* [Task details]: Return the entries below exactly as written.

* [Source material]:
= Beginning of Section =

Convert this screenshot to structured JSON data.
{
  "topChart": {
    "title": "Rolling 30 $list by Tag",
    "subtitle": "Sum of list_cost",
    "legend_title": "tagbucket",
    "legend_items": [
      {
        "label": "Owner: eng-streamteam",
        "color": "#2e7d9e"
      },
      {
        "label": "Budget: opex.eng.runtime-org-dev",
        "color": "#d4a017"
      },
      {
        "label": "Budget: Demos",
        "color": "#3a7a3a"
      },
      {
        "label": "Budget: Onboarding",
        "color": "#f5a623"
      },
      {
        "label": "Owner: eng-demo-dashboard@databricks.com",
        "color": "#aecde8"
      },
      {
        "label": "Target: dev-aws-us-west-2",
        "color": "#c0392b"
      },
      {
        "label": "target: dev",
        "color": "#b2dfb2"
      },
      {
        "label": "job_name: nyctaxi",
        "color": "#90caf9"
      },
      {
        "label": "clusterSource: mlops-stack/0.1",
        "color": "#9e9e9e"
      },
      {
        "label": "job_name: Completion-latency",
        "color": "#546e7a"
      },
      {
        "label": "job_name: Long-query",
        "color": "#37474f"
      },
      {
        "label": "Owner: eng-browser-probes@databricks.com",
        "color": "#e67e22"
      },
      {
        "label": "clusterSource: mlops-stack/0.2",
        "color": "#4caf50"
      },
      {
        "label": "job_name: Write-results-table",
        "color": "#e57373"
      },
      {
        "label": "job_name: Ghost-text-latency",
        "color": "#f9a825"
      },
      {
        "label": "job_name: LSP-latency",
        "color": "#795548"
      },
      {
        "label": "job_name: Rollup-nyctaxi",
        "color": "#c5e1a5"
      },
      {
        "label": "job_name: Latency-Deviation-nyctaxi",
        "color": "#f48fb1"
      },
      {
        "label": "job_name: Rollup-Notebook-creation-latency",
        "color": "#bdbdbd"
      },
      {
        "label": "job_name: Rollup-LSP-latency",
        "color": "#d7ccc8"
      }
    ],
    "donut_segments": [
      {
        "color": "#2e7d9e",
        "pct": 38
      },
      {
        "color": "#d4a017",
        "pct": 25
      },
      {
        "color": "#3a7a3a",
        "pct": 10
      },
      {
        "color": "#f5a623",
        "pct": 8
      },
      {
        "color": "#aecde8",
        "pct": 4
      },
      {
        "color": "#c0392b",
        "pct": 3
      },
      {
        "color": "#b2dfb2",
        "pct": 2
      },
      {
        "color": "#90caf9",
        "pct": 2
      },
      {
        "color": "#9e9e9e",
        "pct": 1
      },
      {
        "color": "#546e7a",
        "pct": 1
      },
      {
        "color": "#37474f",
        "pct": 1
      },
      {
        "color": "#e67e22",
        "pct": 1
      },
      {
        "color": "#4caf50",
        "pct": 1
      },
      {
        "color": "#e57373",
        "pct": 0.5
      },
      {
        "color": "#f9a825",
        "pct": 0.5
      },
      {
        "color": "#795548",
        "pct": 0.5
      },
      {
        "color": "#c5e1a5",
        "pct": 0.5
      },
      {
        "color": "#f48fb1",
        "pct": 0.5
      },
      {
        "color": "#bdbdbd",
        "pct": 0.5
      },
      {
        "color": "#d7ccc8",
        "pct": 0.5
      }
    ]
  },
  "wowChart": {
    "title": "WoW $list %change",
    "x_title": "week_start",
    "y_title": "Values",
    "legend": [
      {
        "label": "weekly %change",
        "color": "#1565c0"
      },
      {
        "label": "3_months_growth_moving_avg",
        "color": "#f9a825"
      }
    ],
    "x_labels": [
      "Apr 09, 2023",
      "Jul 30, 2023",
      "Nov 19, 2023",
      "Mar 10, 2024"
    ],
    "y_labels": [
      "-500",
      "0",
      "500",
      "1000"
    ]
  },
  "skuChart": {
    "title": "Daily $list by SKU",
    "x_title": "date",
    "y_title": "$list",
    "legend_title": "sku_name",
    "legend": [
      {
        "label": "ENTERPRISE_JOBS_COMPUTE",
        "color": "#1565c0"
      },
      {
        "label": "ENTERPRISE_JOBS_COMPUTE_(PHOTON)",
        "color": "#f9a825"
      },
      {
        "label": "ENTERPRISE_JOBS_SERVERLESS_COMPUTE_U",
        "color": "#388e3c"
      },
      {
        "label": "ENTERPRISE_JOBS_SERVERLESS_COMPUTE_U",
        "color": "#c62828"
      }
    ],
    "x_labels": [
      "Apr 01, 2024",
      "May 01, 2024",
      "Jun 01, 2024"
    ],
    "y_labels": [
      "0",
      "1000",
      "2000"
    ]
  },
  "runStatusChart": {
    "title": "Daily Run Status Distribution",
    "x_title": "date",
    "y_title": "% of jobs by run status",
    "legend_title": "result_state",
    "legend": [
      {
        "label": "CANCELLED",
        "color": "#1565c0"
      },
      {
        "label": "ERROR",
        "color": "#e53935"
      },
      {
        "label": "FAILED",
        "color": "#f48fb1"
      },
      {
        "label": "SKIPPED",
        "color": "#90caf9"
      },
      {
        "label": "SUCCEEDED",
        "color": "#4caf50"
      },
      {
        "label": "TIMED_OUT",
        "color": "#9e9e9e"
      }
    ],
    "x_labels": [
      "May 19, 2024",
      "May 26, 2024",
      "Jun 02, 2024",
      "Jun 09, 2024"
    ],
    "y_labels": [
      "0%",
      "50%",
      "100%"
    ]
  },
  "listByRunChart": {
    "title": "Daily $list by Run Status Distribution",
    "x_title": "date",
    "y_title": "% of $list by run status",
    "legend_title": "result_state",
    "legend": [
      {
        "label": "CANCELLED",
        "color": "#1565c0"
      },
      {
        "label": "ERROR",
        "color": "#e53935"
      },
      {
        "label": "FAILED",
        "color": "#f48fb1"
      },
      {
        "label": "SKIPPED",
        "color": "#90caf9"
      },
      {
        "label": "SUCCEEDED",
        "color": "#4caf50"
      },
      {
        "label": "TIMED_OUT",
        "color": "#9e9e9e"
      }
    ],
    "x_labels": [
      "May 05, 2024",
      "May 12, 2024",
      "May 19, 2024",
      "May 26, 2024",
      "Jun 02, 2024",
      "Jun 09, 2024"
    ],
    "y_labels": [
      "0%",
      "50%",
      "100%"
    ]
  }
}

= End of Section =

* [Finished exercise]:
Convert this screenshot to structured JSON data.
{
  "topChart": {
    "title": "Rolling 30 $list by Tag",
    "subtitle": "Sum of list_cost",
    "legend_title": "tagbucket",
    "legend_items": [
      {
        "label": "Owner: eng-streamteam",
        "color": "#2e7d9e"
      },
      {
        "label": "Budget: opex.eng.runtime-org-dev",
        "color": "#d4a017"
      },
      {
        "label": "Budget: Demos",
        "color": "#3a7a3a"
      },
      {
        "label": "Budget: Onboarding",
        "color": "#f5a623"
      },
      {
        "label": "Owner: eng-demo-dashboard@databricks.com",
        "color": "#aecde8"
      },
      {
        "label": "Target: dev-aws-us-west-2",
        "color": "#c0392b"
      },
      {
        "label": "target: dev",
        "color": "#b2dfb2"
      },
      {
        "label": "job_name: nyctaxi",
        "color": "#90caf9"
      },
      {
        "label": "clusterSource: mlops-stack/0.1",
        "color": "#9e9e9e"
      },
      {
        "label": "job_name: Completion-latency",
        "color": "#546e7a"
      },
      {
        "label": "job_name: Long-query",
        "color": "#37474f"
      },
      {
        "label": "Owner: eng-browser-probes@databricks.com",
        "color": "#e67e22"
      },
      {
        "label": "clusterSource: mlops-stack/0.2",
        "color": "#4caf50"
      },
      {
        "label": "job_name: Write-results-table",
        "color": "#e57373"
      },
      {
        "label": "job_name: Ghost-text-latency",
        "color": "#f9a825"
      },
      {
        "label": "job_name: LSP-latency",
        "color": "#795548"
      },
      {
        "label": "job_name: Rollup-nyctaxi",
        "color": "#c5e1a5"
      },
      {
        "label": "job_name: Latency-Deviation-nyctaxi",
        "color": "#f48fb1"
      },
      {
        "label": "job_name: Rollup-Notebook-creation-latency",
        "color": "#bdbdbd"
      },
      {
        "label": "job_name: Rollup-LSP-latency",
        "color": "#d7ccc8"
      }
    ],
    "donut_segments": [
      {
        "color": "#2e7d9e",
        "pct": 38
      },
      {
        "color": "#d4a017",
        "pct": 25
      },
      {
        "color": "#3a7a3a",
        "pct": 10
      },
      {
        "color": "#f5a623",
        "pct": 8
      },
      {
        "color": "#aecde8",
        "pct": 4
      },
      {
        "color": "#c0392b",
        "pct": 3
      },
      {
        "color": "#b2dfb2",
        "pct": 2
      },
      {
        "color": "#90caf9",
        "pct": 2
      },
      {
        "color": "#9e9e9e",
        "pct": 1
      },
      {
        "color": "#546e7a",
        "pct": 1
      },
      {
        "color": "#37474f",
        "pct": 1
      },
      {
        "color": "#e67e22",
        "pct": 1
      },
      {
        "color": "#4caf50",
        "pct": 1
      },
      {
        "color": "#e57373",
        "pct": 0.5
      },
      {
        "color": "#f9a825",
        "pct": 0.5
      },
      {
        "color": "#795548",
        "pct": 0.5
      },
      {
        "color": "#c5e1a5",
        "pct": 0.5
      },
      {
        "color": "#f48fb1",
        "pct": 0.5
      },
      {
        "color": "#bdbdbd",
        "pct": 0.5
      },
      {
        "color": "#d7ccc8",
        "pct": 0.5
      }
    ]
  },
  "wowChart": {
    "title": "WoW $list %change",
    "x_title": "week_start",
    "y_title": "Values",
    "legend": [
      {
        "label": "weekly %change",
        "color": "#1565c0"
      },
      {
        "label": "3_months_growth_moving_avg",
        "color": "#f9a825"
      }
    ],
    "x_labels": [
      "Apr 09, 2023",
      "Jul 30, 2023",
      "Nov 19, 2023",
      "Mar 10, 2024"
    ],
    "y_labels": [
      "-500",
      "0",
      "500",
      "1000"
    ]
  },
  "skuChart": {
    "title": "Daily $list by SKU",
    "x_title": "date",
    "y_title": "$list",
    "legend_title": "sku_name",
    "legend": [
      {
        "label": "ENTERPRISE_JOBS_COMPUTE",
        "color": "#1565c0"
      },
      {
        "label": "ENTERPRISE_JOBS_COMPUTE_(PHOTON)",
        "color": "#f9a825"
      },
      {
        "label": "ENTERPRISE_JOBS_SERVERLESS_COMPUTE_U",
        "color": "#388e3c"
      },
      {
        "label": "ENTERPRISE_JOBS_SERVERLESS_COMPUTE_U",
        "color": "#c62828"
      }
    ],
    "x_labels": [
      "Apr 01, 2024",
      "May 01, 2024",
      "Jun 01, 2024"
    ],
    "y_labels": [
      "0",
      "1000",
      "2000"
    ]
  },
  "runStatusChart": {
    "title": "Daily Run Status Distribution",
    "x_title": "date",
    "y_title": "% of jobs by run status",
    "legend_title": "result_state",
    "legend": [
      {
        "label": "CANCELLED",
        "color": "#1565c0"
      },
      {
        "label": "ERROR",
        "color": "#e53935"
      },
      {
        "label": "FAILED",
        "color": "#f48fb1"
      },
      {
        "label": "SKIPPED",
        "color": "#90caf9"
      },
      {
        "label": "SUCCEEDED",
        "color": "#4caf50"
      },
      {
        "label": "TIMED_OUT",
        "color": "#9e9e9e"
      }
    ],
    "x_labels": [
      "May 19, 2024",
      "May 26, 2024",
      "Jun 02, 2024",
      "Jun 09, 2024"
    ],
    "y_labels": [
      "0%",
      "50%",
      "100%"
    ]
  },
  "listByRunChart": {
    "title": "Daily $list by Run Status Distribution",
    "x_title": "date",
    "y_title": "% of $list by run status",
    "legend_title": "result_state",
    "legend": [
      {
        "label": "CANCELLED",
        "color": "#1565c0"
      },
      {
        "label": "ERROR",
        "color": "#e53935"
      },
      {
        "label": "FAILED",
        "color": "#f48fb1"
      },
      {
        "label": "SKIPPED",
        "color": "#90caf9"
      },
      {
        "label": "SUCCEEDED",
        "color": "#4caf50"
      },
      {
        "label": "TIMED_OUT",
        "color": "#9e9e9e"
      }
    ],
    "x_labels": [
      "May 05, 2024",
      "May 12, 2024",
      "May 19, 2024",
      "May 26, 2024",
      "Jun 02, 2024",
      "Jun 09, 2024"
    ],
    "y_labels": [
      "0%",
      "50%",
      "100%"
    ]
  }
}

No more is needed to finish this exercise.